- The Truth About IT Opex and Software Defined Networking
- Value of Health IT
- Air Traffic Management Transformation Report
- Cloud First Report
- General Dynamics IT Enterprise Center
- Gov Cloud Minute
- Government in Technology Series
- Homeland Security Cybersecurity Market Report
- National Cybersecurity Awareness Month
- Technology Insights
- The Cyber Security Report
- The Next Generation Cyber Security Experts
Shows & Panels
Search Tags: HSPD-12
White House senior director for cybersecurity Andy Ozment said budget folks are getting a better understanding of why cybersecurity is important thanks to the administration's high- priority governmentwide goals. NIST also is helping push the cross-agency goals forward from a technical perspective.
Tags: technology , cybersecurity , Donna Dodson , NIST , Andy Ozment , White House , continuous monitoring , Trusted Internet Connections , Information Security and Privacy Advisory Board , cross-agency goals , Jason Miller
More than eight years after the White House issued Homeland Security Presidential Directive-12 requiring the issuance of secure identity cards, governmentwide and agency-specific initiatives provide hope the smart cards can be more than "glorified ID cards." NIST and GSA are developing an identity exchange in the cloud. DHS and IRS are putting their cards to use at a local level for both building and computer access.
Tags: technology , acquisition , identity management , Tom McCarty , DHS , Kshemendra Paul , Information Sharing Environment , Sharon James , IRS , Naomi Lefkovitz , NIST , cloud computing , information sharing , back-end attribute exchange , GSA , PortfolioStat , AFCEA Bethesda , ACT-IAC , standards based acquisition model , Jason Miller
The agency is changing its approach to the Einstein tool to keep up with the changing technology. Mark Weatherford, under secretary for cybersecurity, said on Agency of the Month that DHS is helping agencies be more proactive in defending their networks. He isn't worried about the turnover in his office.
The department is trying to figure out the best way to manage the cards of contract employees after they leave the department.

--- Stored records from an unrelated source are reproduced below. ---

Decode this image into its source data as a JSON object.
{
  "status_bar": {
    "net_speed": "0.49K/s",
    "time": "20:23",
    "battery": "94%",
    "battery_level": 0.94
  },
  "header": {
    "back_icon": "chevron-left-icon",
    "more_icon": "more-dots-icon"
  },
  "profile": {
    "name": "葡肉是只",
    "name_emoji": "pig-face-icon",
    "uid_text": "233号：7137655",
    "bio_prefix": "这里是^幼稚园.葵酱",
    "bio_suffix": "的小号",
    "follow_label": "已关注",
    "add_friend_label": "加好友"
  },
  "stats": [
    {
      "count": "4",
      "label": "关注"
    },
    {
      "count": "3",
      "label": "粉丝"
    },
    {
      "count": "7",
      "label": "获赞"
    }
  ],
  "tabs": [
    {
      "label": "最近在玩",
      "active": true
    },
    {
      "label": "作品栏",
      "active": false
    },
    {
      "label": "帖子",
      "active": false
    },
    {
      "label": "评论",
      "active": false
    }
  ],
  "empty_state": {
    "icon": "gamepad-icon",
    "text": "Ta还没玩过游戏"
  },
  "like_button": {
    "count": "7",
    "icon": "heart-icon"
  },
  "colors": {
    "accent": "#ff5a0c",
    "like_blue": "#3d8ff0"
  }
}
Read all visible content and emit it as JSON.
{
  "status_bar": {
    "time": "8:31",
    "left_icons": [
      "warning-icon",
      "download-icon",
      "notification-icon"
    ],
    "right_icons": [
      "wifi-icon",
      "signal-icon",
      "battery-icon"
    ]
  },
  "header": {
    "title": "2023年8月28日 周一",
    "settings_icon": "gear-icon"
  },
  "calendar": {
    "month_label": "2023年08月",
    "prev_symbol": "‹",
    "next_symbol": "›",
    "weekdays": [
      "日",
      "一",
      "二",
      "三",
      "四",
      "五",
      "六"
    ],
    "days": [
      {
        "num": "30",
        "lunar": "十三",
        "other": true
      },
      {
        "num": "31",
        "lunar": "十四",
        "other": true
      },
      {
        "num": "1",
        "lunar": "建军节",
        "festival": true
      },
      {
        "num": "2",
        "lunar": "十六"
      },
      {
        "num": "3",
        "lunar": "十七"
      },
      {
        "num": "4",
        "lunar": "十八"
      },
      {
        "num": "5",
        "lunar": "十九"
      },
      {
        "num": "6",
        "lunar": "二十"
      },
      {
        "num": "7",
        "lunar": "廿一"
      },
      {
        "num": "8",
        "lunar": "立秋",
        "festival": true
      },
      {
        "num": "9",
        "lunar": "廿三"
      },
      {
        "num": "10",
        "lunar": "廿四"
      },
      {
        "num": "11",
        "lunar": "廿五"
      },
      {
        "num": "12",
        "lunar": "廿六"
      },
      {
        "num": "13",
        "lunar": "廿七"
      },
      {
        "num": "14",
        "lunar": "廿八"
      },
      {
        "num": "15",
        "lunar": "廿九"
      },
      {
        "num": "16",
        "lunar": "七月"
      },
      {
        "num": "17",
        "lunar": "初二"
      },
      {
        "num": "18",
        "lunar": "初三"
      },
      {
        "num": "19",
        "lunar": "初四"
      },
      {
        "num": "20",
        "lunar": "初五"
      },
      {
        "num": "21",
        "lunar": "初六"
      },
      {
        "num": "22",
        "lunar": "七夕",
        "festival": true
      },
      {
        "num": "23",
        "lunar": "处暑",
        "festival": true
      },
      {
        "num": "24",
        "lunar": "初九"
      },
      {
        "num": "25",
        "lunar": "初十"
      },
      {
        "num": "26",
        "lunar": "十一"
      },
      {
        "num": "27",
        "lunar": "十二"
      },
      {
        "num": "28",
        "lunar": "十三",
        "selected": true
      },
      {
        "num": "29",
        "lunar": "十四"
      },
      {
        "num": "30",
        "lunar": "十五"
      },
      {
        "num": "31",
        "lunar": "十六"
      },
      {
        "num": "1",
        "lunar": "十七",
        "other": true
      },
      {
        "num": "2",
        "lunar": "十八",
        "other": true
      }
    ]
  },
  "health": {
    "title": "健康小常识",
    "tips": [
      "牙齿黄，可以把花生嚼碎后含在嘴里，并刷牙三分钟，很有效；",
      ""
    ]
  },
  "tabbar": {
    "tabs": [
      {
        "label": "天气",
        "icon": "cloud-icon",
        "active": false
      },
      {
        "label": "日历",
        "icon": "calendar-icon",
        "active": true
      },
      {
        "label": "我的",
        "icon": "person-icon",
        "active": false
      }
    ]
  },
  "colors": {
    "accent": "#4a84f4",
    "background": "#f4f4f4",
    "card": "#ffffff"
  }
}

Every agency using a managed service provider for secure identity card issuance faces a similar challenge. Commerce also is working on integrating physical and logical access systems.
The National Institute of Standards and Technology is making it easier for agencies to test the use of logical access control for applications.
The agency turns to teams of experts to review how departments are meeting the Trusted Internet Connections (TIC) initiative. DHS plans to expand the use of Blue Teams to the implementation of continuous monitoring and two-factor authentication under Homeland Security Presidential Directive-12.
The agency will hold a workshop July 25 to review the second draft of FIPS 201-2.
NIST, DHS experts say protecting smartphones and tablets shouldn't be any different than securing typical desktop or laptop computers. DHS will release mobile security reference architecture to help agencies understand common concepts. NIST is updating security control guide with 250 new requirements, including mobile controls.
In a new report to Congress, the administration said continuous monitoring is taking hold, but HSPD-12 still is floundering. OMB also reported agencies spent $13.3 billion on cybersecurity last year and that government employees make up 60 percent of the cyber workforce.
The Defense Information Systems Agency created a Defense-wide directory of email addresses in support of their enterprise email system. But the real value in the listing of every military and civilian employee, contractor and retiree email address may be in securing information in a new way through the use of access based identity management. NIST is testing how to best use secure identity cards in the cloud.
Tags: technology , Alfred Rivera , DISA , Donna Dodson , NIST , cloud computing , Army , enterprise email , identity management , Common Access Card , cybersecurity , DoD , information sharing , Jason Miller